Faith groups, a prominent sector of civil society, are taking on a more engaged role in the effort to restore land and prevent further land degradation in Africa as part of a larger drive to shape beliefs, behavior and actions towards greener and more sustainable development in the continent.
The move comes as countries and their partners are increasingly focused on restoring land to help secure livelihoods, economic growth, and food security.
Faith groups are key partners for TerrAfrica, an African-driven global partnership that aims to address land degradation and promote a multi-sectoral, coordinated approach that involves governments, international organizations and civil society members.
“Faith groups are important stakeholders for the World Bank,” said Magda Lovei, Practice Manager for the Environment andNatural Resources Global Practice at the World Bank. “They offer a unique and unparalleled opportunity to access grassroots communities.”
The involvement of faith groups is of particular importance in Africa, where 90% of the population is religious (describing themselves as Christian or Muslim). For the past four years, a World Bank team working on environment and natural resources has partnered with the Alliance of Religions and Conservation (ARC) to work with faith groups in restoring land and preventing further land degradation in Africa.
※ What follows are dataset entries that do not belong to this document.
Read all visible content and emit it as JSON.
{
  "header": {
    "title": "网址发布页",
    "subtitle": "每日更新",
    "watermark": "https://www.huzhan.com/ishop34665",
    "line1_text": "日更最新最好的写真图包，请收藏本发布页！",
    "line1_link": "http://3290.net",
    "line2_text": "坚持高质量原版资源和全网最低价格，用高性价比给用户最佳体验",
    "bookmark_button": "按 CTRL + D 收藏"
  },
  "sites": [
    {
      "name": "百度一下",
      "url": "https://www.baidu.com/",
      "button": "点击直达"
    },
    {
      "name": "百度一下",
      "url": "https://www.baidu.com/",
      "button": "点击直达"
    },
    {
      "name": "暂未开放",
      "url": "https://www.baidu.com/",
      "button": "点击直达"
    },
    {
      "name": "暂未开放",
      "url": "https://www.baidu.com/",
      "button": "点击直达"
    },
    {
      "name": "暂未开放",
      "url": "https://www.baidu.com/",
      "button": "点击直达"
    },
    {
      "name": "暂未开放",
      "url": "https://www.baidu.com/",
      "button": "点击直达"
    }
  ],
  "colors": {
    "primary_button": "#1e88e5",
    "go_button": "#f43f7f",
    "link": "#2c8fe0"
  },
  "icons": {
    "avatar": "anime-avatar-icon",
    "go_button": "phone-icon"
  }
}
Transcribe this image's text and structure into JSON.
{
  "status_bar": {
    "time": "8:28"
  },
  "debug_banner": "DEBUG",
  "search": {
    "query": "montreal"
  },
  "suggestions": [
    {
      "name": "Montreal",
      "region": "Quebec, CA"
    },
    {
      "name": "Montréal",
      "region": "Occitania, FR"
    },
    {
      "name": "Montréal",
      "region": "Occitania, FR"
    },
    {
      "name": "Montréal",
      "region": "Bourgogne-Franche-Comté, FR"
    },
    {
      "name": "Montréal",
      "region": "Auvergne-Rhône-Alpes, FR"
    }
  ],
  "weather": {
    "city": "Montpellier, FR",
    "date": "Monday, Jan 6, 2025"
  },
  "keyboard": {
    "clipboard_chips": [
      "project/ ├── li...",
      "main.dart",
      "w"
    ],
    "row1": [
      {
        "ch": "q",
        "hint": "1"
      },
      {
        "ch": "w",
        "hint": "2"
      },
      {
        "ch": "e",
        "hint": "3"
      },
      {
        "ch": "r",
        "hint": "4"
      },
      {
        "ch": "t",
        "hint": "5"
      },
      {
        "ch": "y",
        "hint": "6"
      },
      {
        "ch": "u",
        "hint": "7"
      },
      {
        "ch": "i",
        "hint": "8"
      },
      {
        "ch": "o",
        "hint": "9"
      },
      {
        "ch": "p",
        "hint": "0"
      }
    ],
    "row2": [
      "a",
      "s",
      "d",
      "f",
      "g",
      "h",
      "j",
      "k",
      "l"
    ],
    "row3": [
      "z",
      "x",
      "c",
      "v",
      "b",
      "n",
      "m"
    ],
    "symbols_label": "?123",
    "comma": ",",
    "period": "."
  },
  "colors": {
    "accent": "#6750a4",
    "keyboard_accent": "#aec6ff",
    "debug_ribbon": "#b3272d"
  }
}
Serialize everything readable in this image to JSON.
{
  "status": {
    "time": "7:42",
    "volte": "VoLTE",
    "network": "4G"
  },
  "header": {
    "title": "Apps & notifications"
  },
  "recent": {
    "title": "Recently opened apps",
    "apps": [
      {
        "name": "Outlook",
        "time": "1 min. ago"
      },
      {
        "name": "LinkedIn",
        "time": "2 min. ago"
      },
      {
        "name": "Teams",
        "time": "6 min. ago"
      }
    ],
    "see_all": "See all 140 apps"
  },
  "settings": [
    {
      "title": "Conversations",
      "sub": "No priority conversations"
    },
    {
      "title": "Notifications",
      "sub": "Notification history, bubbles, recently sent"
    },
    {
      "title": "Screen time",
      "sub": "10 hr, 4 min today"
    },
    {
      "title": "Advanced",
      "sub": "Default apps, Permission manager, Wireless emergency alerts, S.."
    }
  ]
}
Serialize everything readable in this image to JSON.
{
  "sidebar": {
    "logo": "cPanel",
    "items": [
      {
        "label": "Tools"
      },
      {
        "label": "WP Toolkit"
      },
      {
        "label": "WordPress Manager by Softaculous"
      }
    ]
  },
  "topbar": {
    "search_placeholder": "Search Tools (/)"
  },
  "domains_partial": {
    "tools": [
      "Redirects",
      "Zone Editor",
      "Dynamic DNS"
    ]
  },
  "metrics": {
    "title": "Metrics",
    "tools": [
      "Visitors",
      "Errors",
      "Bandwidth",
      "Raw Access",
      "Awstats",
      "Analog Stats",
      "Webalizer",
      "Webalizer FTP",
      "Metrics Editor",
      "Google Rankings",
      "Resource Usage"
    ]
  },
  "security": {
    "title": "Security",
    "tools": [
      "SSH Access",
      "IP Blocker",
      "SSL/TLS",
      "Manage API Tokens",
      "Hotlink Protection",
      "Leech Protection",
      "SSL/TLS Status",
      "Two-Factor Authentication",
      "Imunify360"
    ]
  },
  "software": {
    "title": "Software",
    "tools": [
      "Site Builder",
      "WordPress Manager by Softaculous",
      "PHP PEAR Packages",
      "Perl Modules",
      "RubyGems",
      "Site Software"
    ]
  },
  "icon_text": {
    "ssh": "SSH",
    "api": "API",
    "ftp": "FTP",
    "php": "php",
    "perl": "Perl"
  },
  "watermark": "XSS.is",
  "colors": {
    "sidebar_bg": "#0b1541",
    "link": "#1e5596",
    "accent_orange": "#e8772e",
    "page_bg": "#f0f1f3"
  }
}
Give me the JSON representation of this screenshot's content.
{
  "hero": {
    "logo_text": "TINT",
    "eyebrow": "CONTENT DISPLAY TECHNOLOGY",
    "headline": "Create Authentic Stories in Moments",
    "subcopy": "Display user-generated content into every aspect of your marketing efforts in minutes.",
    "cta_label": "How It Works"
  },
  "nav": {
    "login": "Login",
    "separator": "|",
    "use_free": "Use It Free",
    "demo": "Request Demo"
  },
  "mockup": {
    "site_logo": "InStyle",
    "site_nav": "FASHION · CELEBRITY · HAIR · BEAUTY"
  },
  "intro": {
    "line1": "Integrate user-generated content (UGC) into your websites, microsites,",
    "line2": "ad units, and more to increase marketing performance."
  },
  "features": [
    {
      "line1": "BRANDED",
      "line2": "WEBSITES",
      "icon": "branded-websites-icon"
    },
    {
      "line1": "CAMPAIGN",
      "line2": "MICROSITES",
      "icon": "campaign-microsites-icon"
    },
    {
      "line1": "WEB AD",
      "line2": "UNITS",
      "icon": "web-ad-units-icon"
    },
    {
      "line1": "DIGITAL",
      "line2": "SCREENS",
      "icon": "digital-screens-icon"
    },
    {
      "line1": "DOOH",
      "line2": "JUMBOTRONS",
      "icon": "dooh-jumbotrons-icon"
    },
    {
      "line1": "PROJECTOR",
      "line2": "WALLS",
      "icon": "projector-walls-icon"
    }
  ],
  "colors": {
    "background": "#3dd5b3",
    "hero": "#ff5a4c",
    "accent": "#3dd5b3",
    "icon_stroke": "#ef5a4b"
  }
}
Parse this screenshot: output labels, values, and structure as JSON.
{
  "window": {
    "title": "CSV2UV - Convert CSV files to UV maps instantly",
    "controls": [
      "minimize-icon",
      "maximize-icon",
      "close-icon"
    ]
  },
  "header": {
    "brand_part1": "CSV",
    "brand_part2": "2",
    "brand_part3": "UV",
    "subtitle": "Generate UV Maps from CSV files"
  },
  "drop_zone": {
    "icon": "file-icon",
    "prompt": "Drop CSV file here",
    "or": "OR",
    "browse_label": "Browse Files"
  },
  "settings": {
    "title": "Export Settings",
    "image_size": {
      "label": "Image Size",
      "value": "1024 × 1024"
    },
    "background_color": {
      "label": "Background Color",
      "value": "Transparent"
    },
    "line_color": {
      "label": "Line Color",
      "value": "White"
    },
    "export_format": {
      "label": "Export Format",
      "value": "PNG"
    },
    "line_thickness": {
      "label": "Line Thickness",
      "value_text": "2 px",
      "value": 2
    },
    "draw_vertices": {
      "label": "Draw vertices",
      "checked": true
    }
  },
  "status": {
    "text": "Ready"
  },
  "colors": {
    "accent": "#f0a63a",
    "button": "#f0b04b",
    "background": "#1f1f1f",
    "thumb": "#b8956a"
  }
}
Success in the use of a landscape approach to build the resilience of both ecosystems and people requires the involvement of all actors. Each one has an important role to play in making resilient landscapes a reality. As stated in "Enhancing Resilience in African Drylands" report, the collaborative actions of farmers on steep slopes in tandem with concerted actions by herders to reduce grazing pressures will have greater impact on the land restoration than fragmented or individual efforts alone.
Already, the TerrAfrica/ARC partnership has supported 27 faith groups—with a potential reach of 184 million people—as they prepared long-term plans to care for the environment. The plans, which are based on each group's core beliefs, practices and teachings, include commitments to sustainable and resilient land management, water conservation, and environmental education.
These achievements were celebrated at Buckingham Palace in December, at an event with religious leaders from all faiths hosted by Prince Philip who founded ARC as a broker between religions and environment groups.